What the exercise asks: Read the listing below and tally the lines that contain "guifications"; the reply is that tally only.

******************************

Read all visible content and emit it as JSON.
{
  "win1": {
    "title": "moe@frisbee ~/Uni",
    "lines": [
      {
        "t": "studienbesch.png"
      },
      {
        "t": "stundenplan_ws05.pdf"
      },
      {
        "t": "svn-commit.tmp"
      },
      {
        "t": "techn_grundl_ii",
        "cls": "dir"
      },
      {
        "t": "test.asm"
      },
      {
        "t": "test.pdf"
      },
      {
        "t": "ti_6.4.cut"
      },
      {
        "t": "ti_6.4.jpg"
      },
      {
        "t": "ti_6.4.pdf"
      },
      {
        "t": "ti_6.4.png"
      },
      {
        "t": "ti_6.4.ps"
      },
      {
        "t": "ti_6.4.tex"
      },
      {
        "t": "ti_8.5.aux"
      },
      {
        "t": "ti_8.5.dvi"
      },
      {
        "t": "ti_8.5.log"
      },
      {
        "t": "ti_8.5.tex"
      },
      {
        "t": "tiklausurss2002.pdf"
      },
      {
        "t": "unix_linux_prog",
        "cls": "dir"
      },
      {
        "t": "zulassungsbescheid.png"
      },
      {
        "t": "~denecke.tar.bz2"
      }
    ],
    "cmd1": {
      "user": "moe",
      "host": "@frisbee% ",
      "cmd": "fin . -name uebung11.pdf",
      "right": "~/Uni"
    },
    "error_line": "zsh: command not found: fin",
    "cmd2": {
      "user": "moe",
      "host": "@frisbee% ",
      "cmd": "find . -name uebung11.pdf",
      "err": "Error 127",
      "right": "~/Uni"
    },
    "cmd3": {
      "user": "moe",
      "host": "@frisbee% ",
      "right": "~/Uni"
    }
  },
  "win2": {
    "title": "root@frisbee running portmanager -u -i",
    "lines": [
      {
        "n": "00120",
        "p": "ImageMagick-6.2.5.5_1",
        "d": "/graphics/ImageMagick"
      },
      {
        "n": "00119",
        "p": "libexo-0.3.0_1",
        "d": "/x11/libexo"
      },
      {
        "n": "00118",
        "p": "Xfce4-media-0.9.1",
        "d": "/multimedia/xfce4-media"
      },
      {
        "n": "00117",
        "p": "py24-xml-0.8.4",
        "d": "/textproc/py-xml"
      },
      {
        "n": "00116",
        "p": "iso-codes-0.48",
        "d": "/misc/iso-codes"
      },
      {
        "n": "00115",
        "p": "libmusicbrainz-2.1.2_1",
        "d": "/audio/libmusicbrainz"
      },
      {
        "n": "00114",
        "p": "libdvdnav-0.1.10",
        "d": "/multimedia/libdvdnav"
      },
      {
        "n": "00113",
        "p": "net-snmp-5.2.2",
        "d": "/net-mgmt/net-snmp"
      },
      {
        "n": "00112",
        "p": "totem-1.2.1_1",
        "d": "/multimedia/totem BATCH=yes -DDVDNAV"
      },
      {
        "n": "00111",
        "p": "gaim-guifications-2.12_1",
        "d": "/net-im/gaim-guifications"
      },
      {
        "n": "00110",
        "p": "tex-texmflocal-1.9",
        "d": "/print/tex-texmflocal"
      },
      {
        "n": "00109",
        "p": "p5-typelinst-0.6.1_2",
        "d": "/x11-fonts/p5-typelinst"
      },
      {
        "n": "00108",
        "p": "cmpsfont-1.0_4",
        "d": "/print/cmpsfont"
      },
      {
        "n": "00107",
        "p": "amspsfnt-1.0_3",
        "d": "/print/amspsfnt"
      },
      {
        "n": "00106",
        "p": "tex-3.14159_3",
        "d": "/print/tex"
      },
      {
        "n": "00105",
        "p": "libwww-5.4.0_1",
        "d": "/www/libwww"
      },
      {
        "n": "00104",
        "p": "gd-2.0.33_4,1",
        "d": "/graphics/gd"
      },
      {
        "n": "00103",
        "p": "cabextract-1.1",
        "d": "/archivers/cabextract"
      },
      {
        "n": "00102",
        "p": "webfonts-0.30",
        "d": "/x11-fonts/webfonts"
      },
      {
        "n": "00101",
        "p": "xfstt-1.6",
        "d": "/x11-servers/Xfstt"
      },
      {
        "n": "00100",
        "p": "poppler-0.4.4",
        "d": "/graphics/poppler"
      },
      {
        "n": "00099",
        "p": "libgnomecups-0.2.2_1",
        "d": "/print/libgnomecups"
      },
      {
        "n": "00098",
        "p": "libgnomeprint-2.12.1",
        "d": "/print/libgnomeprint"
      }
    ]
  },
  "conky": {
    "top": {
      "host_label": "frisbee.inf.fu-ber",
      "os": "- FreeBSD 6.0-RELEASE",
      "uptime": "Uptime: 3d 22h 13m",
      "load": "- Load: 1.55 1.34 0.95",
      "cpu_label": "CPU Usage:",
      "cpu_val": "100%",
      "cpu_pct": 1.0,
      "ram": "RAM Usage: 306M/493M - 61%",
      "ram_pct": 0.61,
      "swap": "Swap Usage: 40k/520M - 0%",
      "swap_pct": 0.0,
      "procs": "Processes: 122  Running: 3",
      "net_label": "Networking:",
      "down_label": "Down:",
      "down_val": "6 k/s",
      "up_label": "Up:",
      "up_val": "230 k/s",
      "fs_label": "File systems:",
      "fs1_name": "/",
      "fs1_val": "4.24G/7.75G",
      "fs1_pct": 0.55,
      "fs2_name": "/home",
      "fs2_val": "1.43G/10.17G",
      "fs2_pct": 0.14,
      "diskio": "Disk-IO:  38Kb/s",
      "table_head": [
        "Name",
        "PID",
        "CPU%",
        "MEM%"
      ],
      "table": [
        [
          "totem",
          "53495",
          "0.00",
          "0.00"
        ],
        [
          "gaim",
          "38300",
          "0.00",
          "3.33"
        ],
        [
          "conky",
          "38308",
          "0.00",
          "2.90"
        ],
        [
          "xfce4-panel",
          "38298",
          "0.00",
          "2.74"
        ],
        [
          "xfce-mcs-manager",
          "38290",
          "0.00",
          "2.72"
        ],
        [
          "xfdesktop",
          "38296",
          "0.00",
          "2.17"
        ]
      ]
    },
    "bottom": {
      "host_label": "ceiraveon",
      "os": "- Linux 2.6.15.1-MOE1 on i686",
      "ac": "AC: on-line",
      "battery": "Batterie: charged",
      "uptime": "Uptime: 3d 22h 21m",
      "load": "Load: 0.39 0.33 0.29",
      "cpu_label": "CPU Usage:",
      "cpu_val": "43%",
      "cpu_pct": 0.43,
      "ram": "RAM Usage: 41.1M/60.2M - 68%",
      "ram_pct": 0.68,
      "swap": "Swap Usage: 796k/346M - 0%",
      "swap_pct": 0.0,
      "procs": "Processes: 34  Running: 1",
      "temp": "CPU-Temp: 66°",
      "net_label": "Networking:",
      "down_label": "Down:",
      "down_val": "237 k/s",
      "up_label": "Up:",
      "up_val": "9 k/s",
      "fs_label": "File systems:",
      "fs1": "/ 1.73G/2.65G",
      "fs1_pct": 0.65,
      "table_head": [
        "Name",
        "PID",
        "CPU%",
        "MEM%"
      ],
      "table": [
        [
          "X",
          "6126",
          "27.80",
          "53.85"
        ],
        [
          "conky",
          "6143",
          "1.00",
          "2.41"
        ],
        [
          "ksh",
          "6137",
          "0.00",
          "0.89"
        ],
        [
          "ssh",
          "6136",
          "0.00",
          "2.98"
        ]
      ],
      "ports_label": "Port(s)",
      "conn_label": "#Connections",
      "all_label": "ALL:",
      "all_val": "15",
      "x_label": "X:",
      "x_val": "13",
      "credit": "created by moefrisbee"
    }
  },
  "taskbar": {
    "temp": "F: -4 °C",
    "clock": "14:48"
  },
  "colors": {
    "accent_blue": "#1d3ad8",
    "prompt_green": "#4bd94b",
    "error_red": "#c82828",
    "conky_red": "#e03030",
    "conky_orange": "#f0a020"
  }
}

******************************

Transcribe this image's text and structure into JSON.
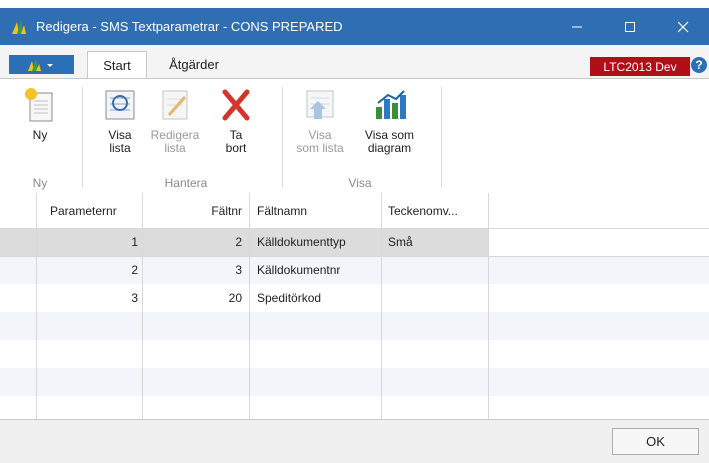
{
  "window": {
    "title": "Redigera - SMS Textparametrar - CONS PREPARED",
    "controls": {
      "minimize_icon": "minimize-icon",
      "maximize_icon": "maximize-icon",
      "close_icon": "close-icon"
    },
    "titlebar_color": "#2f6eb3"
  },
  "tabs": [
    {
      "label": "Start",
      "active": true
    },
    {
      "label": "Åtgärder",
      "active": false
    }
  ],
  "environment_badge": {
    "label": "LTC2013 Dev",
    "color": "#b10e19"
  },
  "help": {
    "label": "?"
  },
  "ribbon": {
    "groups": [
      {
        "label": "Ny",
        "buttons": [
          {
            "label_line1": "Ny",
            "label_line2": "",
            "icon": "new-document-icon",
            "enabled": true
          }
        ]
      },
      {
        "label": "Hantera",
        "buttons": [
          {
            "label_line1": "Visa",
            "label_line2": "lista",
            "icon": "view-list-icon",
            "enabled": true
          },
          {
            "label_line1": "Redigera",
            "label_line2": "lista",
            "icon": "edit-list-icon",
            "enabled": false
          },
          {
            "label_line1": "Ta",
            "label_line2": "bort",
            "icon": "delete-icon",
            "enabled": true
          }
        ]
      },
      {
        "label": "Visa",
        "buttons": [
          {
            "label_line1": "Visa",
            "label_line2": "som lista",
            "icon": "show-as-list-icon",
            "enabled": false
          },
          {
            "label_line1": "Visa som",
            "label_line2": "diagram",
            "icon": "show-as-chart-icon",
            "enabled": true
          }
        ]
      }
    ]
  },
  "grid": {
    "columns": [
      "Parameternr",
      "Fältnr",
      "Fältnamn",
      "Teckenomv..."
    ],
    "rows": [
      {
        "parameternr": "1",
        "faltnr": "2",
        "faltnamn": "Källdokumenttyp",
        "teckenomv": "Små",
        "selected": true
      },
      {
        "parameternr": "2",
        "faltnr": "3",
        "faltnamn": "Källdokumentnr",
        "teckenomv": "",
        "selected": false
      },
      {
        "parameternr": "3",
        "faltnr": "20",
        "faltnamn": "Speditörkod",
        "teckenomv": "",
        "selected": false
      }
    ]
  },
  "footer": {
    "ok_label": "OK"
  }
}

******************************

Output of the task: 2